■ Data under study:
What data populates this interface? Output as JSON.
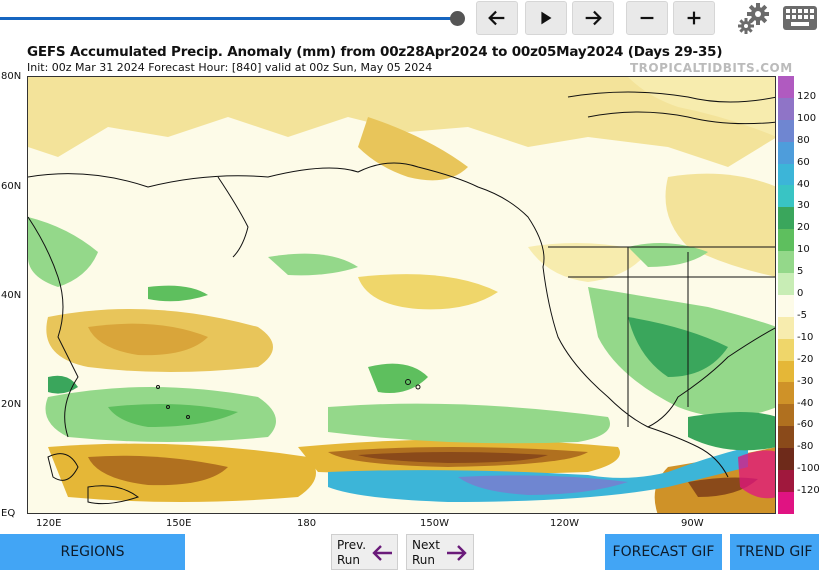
{
  "title": "GEFS Accumulated Precip. Anomaly (mm) from 00z28Apr2024 to 00z05May2024 (Days 29-35)",
  "subtitle": "Init: 00z Mar 31 2024   Forecast Hour: [840]   valid at 00z Sun, May 05 2024",
  "site": "TROPICALTIDBITS.COM",
  "lat_labels": [
    "80N",
    "60N",
    "40N",
    "20N",
    "EQ"
  ],
  "lon_labels": [
    "120E",
    "150E",
    "180",
    "150W",
    "120W",
    "90W"
  ],
  "colorbar": {
    "labels": [
      "120",
      "100",
      "80",
      "60",
      "40",
      "30",
      "20",
      "10",
      "5",
      "0",
      "-5",
      "-10",
      "-20",
      "-30",
      "-40",
      "-60",
      "-80",
      "-100",
      "-120"
    ],
    "colors": [
      "#b05ac0",
      "#8f74c7",
      "#6f86d1",
      "#4e9ddb",
      "#3cb5d8",
      "#39c4c4",
      "#3aa65c",
      "#5ebf5e",
      "#94d88a",
      "#c8edb5",
      "#fdfbe8",
      "#f7ecae",
      "#efd66a",
      "#e5b737",
      "#cf9228",
      "#b0701f",
      "#8a4a1a",
      "#6e2a1a",
      "#a0183d",
      "#e01382"
    ]
  },
  "toolbar": {
    "back_icon": "arrow-left-icon",
    "play_icon": "play-icon",
    "forward_icon": "arrow-right-icon",
    "zoom_out_icon": "minus-icon",
    "zoom_in_icon": "plus-icon",
    "settings_icon": "gear-icon",
    "keyboard_icon": "keyboard-icon"
  },
  "buttons": {
    "regions": "REGIONS",
    "prev_run_1": "Prev.",
    "prev_run_2": "Run",
    "next_run_1": "Next",
    "next_run_2": "Run",
    "forecast_gif": "FORECAST GIF",
    "trend_gif": "TREND GIF"
  },
  "colors": {
    "accent": "#42a5f5",
    "slider": "#1565c0",
    "run_arrow": "#6a1b7a"
  }
}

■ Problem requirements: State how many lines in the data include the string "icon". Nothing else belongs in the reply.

■ Solved problem: 7